While creosote is one of the many reasons a chimney fire can occur, you also want to look out for other flammable materials that may be blocking your flue system. Uncapped chimneys welcome birds, raccoons, squirrels, and other critters as a warm place to build their nests. Nesting materials, animal waste, fur, feathers, and other debris can cause a blockage in the flue system and ignite, causing a chimney fire/high heat event. 

Why Is This A Concern? 

Creosote is not only highly corrosive to your flue system - due to the unburned wood particles that are deposited, it creates a highly combustible environment. When the flue system heats, it may ignite the creosote causing what we refer to as a chimney fire. While you may think it is your chimney’s job to keep the fire maintained within its structure, the truth of the matter is, it is not. Chimneys are constructed to lead smoke and gasses from your fireplace, not to withstand an actual fire in its structure. 

What Happens To My Chimney In A Chimney Fire? 

When you have a clay lined, masonry chimney, the temperatures that they experience can reach over 2000 degrees. This can cause thermal shock which cracks the clay tiles (if present), can melt mortar joints, can cause flues to collapse, and mortar to shift. The major concern, when this occurs, is to the surrounding combustible material where the chimney fire spreads to the surrounding areas in the home, creating further damage and risk. 

Prefabricated or factory built chimneys are often required to be UL Listed to withstand heat of up to 2100 degrees Fahrenheit. Unfortunately, they can still be damaged by chimney fires or high heat events. Once these flue systems are damaged, they require replacement prior to any further use.

 When it comes to wood stoves, they are designed to maintain excessive temperatures, however, the connections and pipe do not hold the same ability. A chimney fire can cause the wood stove pipe to buckle, warp, and completely separate from the wood stove allowing smoke and/or fire to escape into the home and onto surrounding combustible materials. 

What Can I Do To Prevent A Chimney Fire? 

The CSIA recommends, at minimum, having an annual inspection of your fireplace/firebox, flue system, and exterior. Cleaning can differ depending on how often you use your fireplace and the type of wood you are burning. The rule of thumb is approximately a face cord and a half of wood, but more often if the wood you are burning is not hard, dry, aged, or left in the elements.
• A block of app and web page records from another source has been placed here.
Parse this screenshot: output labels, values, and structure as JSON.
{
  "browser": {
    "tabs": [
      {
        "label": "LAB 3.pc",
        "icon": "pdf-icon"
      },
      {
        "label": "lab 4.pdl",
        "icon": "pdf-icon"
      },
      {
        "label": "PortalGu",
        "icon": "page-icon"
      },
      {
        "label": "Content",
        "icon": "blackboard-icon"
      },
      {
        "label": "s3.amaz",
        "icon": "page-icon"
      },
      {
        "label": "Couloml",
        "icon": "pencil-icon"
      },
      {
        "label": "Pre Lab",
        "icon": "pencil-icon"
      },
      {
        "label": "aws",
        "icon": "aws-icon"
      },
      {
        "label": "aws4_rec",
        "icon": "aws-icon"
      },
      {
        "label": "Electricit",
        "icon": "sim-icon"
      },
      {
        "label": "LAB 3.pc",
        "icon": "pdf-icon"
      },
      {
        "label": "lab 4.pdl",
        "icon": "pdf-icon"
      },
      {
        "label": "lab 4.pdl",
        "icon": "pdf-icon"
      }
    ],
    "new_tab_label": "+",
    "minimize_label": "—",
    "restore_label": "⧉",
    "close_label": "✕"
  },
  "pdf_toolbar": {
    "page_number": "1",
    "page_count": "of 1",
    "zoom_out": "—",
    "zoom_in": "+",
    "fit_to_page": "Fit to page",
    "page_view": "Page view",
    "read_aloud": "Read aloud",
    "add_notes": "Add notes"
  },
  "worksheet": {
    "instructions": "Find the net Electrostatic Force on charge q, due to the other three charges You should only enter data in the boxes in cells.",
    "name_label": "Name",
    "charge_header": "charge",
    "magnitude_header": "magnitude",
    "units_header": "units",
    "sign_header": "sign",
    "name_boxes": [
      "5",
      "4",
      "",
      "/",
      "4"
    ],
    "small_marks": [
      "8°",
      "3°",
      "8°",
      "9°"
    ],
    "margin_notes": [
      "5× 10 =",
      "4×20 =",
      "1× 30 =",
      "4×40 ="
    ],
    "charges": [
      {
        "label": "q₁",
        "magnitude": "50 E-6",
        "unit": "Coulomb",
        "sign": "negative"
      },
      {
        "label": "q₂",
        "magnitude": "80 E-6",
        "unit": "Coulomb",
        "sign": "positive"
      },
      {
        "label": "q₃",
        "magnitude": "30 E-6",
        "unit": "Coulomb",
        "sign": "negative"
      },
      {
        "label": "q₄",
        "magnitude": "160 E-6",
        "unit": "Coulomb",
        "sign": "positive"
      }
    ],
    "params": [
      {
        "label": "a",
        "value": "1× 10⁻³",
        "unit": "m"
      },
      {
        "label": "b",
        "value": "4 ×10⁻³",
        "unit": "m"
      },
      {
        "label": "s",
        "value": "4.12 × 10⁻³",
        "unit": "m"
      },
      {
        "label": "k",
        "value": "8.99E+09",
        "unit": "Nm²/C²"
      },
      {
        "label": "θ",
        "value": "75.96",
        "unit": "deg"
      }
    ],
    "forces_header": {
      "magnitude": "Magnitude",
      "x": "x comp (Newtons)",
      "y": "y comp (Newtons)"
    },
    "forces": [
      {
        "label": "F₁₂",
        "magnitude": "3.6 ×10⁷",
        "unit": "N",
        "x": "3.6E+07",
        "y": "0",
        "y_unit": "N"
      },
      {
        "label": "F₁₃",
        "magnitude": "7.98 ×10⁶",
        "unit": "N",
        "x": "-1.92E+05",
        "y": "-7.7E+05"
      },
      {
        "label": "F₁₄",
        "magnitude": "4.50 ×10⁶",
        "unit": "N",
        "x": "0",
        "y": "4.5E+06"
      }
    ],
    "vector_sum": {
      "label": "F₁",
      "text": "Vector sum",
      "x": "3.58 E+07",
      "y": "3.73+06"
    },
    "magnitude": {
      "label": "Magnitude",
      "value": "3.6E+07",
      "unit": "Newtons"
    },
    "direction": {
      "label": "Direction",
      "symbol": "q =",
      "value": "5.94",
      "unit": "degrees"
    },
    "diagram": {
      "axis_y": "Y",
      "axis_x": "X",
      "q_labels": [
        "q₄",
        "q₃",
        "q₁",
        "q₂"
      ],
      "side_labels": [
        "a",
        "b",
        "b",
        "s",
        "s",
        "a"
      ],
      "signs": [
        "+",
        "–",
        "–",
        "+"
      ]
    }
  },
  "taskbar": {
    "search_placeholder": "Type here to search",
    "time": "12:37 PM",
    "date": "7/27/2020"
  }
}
On average, this equates to approximately 50 or so fires. 

Creosote logs, while they provide a bit of assistance with cleaning, do not replace chimney cleaning as a whole. You will still need chimney cleaning to remove the deposits from the chimney flue.